Grant to Establish Fitness Program for Individuals with Disabilities, Educate Trainers
August 12, 2014
Director of Institutional Communication
AMHERST, N.Y. – A fitness initiative for individuals with disabilities and specialized instruction for trainers will be offered at Daemen College through a $50,000 Inclusive Fitness Field-Related Grant from the New York State Developmental Disabilities Planning Council (DDPC). Daemen is one of only three organizations statewide to receive the grant, which is renewable for an additional two years based on the program’s success.
“We are very excited about this project and grateful to the DDPC for providing the funding for such an important endeavor,” said Dr. Michael Brogan, Daemen vice president for academic affairs and dean of the college. “With this grant, Daemen can have a real impact on promoting regular exercise as a key element to a healthy lifestyle among individuals with disabilities.”
Following planning and development through the fall, the two-phase project, “Get Movin’ – Exercise, Nutrition and Wellness: A Fitness Initiative for Individuals With Disabilities,” is expected to kick off in January with a comprehensive “train the trainer” education program. Area fitness trainers and instructors will learn ways to modify fitness and exercise programs to make them accessible to individuals with disabilities. Intake assessment, designing exercise routines, disability awareness, wellness and nutrition mentoring, relaxation and stress management, and related areas will be covered in the educational sessions, which will be held on Daemen’s campus.
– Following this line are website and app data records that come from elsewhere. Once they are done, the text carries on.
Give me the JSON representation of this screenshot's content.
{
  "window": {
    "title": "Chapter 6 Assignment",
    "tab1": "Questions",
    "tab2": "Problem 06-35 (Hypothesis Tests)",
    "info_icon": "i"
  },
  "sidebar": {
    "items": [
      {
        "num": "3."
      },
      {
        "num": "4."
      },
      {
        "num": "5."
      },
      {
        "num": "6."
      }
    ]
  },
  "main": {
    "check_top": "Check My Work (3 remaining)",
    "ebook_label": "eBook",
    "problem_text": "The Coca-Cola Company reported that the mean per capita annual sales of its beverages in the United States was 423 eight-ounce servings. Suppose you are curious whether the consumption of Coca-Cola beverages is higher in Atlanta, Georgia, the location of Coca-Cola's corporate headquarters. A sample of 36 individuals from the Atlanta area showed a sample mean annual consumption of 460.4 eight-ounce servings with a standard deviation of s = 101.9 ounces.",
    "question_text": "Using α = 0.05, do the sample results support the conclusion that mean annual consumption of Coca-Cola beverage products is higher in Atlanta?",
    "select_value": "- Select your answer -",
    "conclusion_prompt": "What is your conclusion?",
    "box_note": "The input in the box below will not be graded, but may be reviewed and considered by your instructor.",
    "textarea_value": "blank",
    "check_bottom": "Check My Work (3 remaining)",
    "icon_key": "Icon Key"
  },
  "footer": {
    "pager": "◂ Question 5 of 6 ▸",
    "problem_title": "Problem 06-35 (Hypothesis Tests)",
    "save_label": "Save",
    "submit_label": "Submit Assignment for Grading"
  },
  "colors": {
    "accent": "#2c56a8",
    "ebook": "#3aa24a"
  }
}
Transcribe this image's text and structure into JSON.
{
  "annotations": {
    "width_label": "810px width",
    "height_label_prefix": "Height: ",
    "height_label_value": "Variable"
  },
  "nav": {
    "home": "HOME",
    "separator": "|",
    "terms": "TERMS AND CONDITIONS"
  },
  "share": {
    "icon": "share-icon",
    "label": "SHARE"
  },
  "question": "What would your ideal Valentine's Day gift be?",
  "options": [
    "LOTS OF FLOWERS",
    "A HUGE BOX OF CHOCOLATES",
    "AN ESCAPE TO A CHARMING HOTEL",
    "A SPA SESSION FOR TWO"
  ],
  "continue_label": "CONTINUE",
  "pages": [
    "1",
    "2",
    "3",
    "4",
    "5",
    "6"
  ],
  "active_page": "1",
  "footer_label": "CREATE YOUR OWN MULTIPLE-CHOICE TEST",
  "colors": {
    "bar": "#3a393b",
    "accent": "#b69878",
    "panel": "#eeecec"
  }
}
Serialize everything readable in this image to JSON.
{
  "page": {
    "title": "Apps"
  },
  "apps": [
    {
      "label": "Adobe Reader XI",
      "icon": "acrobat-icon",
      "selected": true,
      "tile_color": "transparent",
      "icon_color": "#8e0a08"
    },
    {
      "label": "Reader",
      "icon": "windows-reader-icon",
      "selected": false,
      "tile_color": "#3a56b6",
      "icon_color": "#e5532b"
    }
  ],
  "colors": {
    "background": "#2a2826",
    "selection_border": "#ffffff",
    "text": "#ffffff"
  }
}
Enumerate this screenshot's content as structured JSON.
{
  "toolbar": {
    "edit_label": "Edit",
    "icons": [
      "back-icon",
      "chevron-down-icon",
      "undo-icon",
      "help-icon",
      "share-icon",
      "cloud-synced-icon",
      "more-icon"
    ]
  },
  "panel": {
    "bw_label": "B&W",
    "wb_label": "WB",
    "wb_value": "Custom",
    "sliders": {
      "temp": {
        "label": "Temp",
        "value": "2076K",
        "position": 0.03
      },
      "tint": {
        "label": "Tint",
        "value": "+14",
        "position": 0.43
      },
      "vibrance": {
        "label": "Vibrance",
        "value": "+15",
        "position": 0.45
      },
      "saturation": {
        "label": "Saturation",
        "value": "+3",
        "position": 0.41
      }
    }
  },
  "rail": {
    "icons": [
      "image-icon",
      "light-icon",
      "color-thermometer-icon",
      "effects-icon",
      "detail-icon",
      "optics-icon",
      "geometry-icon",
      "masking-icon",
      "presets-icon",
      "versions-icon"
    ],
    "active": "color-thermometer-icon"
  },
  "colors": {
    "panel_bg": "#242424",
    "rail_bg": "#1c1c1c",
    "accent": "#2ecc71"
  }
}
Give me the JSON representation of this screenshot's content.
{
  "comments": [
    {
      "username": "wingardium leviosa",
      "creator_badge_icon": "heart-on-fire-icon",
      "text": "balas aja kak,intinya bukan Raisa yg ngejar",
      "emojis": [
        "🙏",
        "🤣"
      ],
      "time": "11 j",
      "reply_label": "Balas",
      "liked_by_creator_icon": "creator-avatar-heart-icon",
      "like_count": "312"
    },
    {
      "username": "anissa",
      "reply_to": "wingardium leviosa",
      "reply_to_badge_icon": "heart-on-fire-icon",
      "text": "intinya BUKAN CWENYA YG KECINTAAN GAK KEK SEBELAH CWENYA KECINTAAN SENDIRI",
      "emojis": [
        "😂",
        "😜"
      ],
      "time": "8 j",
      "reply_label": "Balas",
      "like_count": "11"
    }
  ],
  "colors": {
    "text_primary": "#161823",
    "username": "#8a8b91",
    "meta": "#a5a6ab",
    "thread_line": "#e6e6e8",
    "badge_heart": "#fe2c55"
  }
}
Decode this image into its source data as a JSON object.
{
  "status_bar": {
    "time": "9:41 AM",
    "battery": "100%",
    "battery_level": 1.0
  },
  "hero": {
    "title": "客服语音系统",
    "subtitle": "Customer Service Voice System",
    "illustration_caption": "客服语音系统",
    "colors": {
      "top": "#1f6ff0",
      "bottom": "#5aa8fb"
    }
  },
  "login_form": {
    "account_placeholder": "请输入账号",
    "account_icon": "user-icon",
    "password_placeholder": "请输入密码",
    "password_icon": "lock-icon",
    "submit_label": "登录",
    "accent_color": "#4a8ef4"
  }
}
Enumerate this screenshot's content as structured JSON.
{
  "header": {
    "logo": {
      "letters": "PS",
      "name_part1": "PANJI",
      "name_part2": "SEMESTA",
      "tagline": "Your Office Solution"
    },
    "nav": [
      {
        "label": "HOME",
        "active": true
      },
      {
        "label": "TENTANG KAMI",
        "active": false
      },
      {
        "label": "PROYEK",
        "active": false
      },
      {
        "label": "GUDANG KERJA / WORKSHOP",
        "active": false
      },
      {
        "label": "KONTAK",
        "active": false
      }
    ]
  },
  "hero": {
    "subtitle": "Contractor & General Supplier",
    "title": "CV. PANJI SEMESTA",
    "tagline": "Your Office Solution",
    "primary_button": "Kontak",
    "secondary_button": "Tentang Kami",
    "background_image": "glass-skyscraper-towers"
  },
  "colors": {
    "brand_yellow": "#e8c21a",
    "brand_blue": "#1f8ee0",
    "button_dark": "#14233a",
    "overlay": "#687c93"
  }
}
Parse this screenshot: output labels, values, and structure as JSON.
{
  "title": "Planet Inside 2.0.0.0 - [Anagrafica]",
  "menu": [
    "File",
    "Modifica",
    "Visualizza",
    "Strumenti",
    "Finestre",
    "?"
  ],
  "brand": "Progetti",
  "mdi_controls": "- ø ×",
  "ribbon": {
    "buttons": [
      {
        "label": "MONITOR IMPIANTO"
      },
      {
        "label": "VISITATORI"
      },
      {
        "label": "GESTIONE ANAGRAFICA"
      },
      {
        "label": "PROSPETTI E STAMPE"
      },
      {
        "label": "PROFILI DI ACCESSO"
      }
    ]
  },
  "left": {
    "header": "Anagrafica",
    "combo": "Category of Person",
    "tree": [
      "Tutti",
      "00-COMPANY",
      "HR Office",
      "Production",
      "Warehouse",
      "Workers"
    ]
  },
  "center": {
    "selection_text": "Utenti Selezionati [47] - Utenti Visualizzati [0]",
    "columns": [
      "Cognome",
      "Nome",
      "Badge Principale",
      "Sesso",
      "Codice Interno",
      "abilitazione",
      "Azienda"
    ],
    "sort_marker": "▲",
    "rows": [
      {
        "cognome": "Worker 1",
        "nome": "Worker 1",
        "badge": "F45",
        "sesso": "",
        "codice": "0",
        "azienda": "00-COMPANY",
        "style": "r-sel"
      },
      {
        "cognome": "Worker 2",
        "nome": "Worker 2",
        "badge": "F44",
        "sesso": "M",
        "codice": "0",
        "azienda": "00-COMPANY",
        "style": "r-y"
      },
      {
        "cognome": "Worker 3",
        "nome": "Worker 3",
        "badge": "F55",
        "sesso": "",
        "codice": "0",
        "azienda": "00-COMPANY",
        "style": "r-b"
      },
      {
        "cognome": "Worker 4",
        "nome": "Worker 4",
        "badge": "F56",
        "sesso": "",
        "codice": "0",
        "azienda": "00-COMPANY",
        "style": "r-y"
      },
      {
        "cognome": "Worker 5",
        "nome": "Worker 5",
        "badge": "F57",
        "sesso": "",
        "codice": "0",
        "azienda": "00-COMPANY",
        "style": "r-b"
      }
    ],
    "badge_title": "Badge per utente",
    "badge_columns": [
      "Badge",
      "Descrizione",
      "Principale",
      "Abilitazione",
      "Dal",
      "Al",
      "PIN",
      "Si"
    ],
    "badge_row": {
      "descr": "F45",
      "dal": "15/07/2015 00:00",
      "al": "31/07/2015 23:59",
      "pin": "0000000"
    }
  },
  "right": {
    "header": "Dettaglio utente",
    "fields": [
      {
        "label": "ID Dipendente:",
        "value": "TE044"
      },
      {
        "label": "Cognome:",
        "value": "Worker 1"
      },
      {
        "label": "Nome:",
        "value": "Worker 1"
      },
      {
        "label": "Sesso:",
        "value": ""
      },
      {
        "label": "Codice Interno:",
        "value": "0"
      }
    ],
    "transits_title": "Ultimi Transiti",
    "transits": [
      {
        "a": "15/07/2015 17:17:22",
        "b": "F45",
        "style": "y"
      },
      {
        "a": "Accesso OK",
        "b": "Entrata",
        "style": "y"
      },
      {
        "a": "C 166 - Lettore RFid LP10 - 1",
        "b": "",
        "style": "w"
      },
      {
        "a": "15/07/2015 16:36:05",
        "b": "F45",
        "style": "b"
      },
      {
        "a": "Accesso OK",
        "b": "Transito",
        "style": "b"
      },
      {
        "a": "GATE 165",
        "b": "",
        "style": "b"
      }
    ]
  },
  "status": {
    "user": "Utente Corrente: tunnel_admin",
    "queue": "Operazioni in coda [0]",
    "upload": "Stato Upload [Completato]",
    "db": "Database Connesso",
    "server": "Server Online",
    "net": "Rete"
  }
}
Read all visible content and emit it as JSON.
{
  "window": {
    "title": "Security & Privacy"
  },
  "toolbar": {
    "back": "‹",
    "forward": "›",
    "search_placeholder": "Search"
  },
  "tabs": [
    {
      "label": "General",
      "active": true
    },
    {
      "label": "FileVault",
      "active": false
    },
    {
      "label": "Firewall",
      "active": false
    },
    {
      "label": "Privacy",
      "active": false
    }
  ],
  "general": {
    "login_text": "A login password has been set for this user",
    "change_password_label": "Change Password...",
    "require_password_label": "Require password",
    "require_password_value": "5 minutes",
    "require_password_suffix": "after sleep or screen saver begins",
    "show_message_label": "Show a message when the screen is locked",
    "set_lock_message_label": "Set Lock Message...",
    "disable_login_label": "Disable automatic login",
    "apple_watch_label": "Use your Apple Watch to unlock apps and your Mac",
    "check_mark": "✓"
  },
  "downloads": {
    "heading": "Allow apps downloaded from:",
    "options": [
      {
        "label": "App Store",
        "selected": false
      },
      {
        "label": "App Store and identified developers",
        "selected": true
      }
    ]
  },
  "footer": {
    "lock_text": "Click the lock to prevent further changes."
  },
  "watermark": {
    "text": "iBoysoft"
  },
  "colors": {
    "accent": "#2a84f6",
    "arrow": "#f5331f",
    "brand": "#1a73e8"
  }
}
“Trainers will gain a foundational understanding of making exercise programs inclusive and learn ways to implement effective, adaptive methods to best accommodate the physical activity needs of individuals with disabilities,” explained Dr. Diane Ryan, associate professor of nursing, who will oversee the fitness initiative with Dr. Theresa Kolodziej, director of clinical education in physical therapy. “Inclusiveness in the fitness community is an area that’s developing as trainers interact more frequently with all types of clients, including those with varying disabilities.”
For the second phase, Daemen will offer next summer an inclusive exercise program for individuals with disabilities, as well as for family members and others who regularly interact with this population to learn the importance of incorporating healthy lifestyle changes. The on-campus sessions, which will cover exercise and overall wellness, will be a multi-disciplinary effort by faculty and students in the Daemen Nursing and Physical Therapy Departments.
“Regular physical activity has been shown to be elemental to healthy living and it is central to Daemen’s initiative,” said Ryan. “With the exercise program, we intend to blend moderate exercise with guidance on making healthy choices so that individuals with a range of disabilities may experience the life-changing benefits of overall wellness.”
As a whole, pointed out Dr. Ron Schenk, dean of the Division of Health and Human Services, “engaging fitness trainers and implementing exercise and nutrition programming for this population exemplifies Daemen’s dedication to the health, well-being and service to the community.”